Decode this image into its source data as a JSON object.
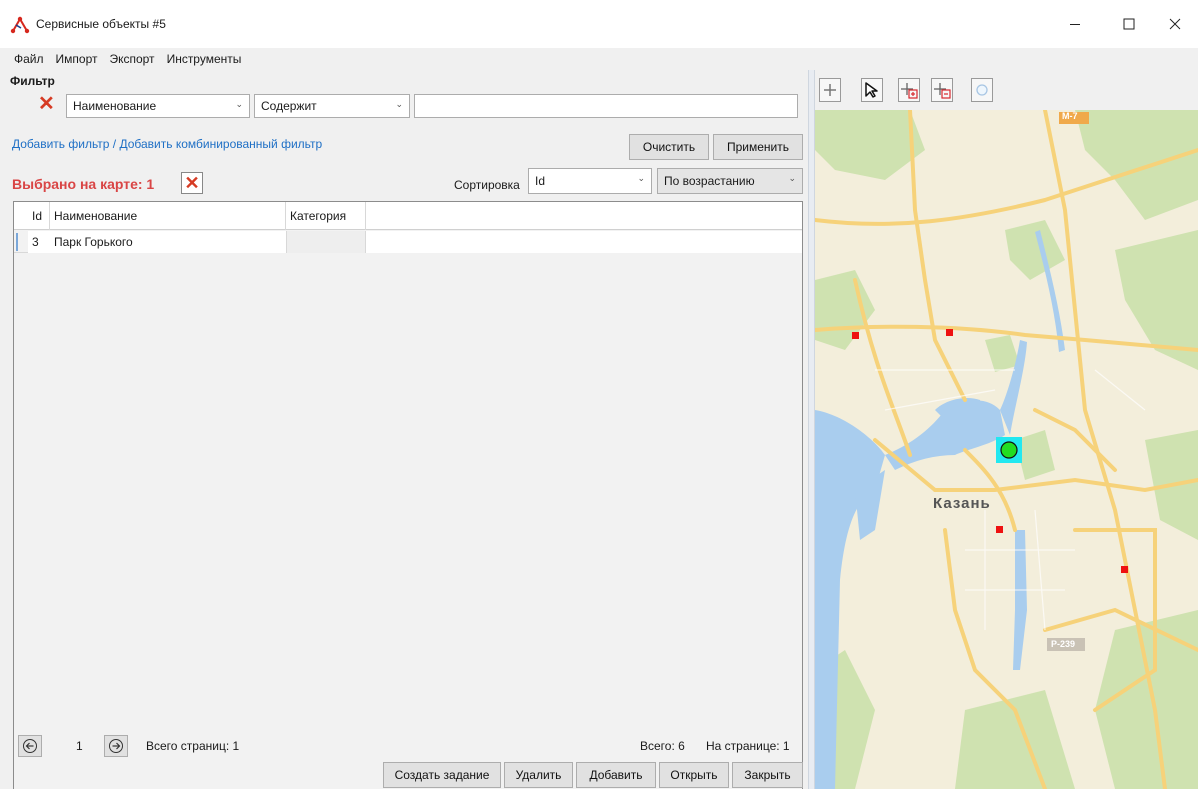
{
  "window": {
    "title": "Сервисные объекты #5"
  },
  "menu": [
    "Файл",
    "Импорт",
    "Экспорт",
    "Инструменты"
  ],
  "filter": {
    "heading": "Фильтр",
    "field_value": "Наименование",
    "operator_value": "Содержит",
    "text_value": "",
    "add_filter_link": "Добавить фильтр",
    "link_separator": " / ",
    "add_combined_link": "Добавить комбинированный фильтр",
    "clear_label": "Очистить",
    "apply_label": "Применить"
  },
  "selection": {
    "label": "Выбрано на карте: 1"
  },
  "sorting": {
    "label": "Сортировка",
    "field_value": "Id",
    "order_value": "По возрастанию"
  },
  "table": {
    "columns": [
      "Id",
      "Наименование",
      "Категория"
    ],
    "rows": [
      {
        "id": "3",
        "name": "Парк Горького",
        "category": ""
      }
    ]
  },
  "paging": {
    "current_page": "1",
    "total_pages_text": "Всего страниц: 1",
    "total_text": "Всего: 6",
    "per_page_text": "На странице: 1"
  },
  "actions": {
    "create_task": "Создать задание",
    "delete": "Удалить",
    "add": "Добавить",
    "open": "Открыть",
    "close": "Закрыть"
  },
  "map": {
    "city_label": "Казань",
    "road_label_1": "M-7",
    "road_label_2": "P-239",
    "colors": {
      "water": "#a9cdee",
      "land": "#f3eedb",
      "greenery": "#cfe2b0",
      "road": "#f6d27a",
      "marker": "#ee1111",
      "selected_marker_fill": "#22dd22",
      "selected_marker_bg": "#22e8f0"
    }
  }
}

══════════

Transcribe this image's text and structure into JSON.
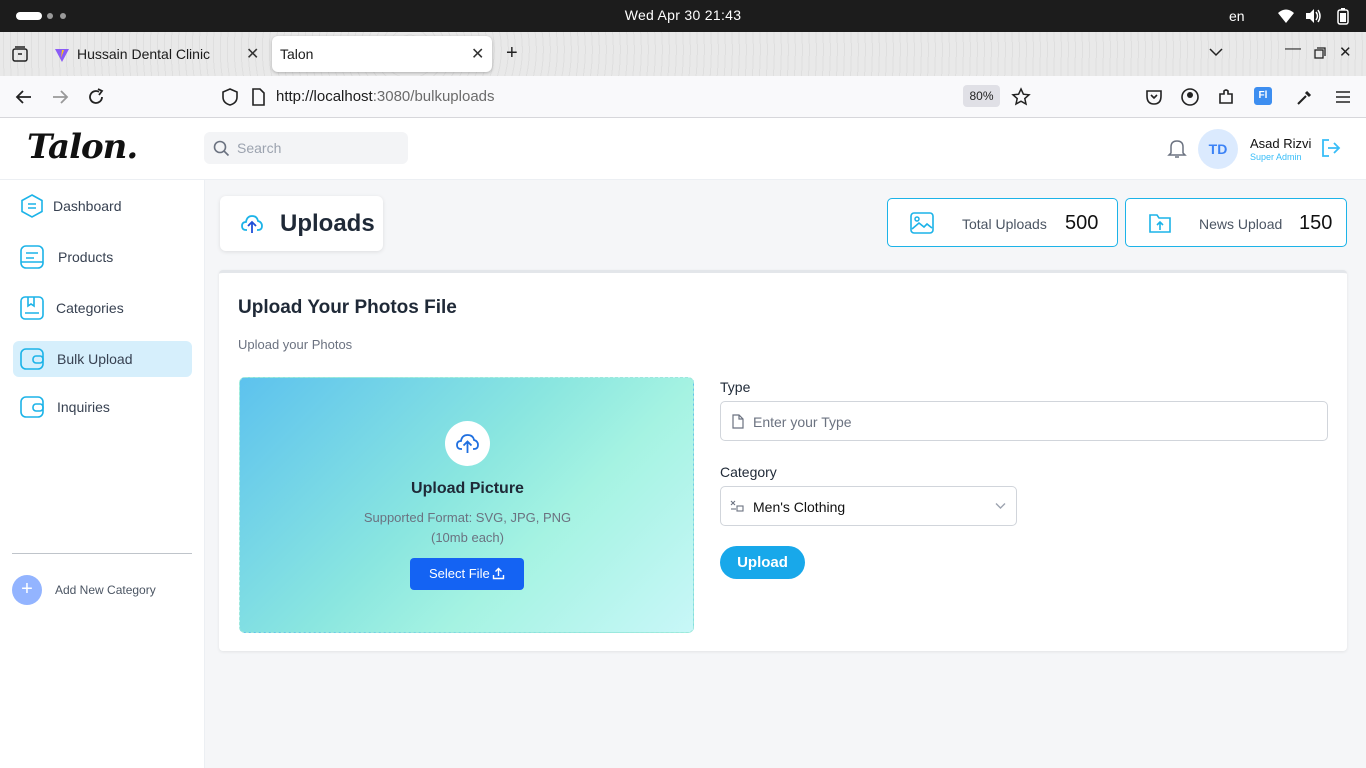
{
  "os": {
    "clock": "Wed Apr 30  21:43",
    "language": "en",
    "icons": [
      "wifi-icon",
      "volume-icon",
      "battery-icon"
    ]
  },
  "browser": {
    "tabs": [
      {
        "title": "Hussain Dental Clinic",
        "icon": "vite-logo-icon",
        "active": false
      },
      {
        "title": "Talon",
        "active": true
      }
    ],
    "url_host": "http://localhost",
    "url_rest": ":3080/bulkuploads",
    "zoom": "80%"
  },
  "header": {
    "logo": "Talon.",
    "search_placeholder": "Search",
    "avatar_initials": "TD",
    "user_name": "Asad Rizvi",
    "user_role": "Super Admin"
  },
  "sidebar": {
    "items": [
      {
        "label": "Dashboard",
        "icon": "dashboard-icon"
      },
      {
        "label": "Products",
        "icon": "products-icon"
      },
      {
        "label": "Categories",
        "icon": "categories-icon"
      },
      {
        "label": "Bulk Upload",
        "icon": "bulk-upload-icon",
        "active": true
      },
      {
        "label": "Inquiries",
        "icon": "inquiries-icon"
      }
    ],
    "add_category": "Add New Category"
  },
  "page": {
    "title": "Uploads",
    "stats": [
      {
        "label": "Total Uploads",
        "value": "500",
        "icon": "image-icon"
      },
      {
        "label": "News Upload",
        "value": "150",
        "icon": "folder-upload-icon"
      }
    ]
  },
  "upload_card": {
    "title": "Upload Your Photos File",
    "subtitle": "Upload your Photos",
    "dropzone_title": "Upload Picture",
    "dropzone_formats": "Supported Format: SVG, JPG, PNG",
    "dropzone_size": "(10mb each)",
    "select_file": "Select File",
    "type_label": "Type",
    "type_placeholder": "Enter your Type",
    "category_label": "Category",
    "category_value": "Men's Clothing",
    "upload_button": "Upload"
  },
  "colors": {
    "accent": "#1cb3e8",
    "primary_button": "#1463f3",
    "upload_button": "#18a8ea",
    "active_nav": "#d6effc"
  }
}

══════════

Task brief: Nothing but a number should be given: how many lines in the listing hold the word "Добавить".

Answer box: 3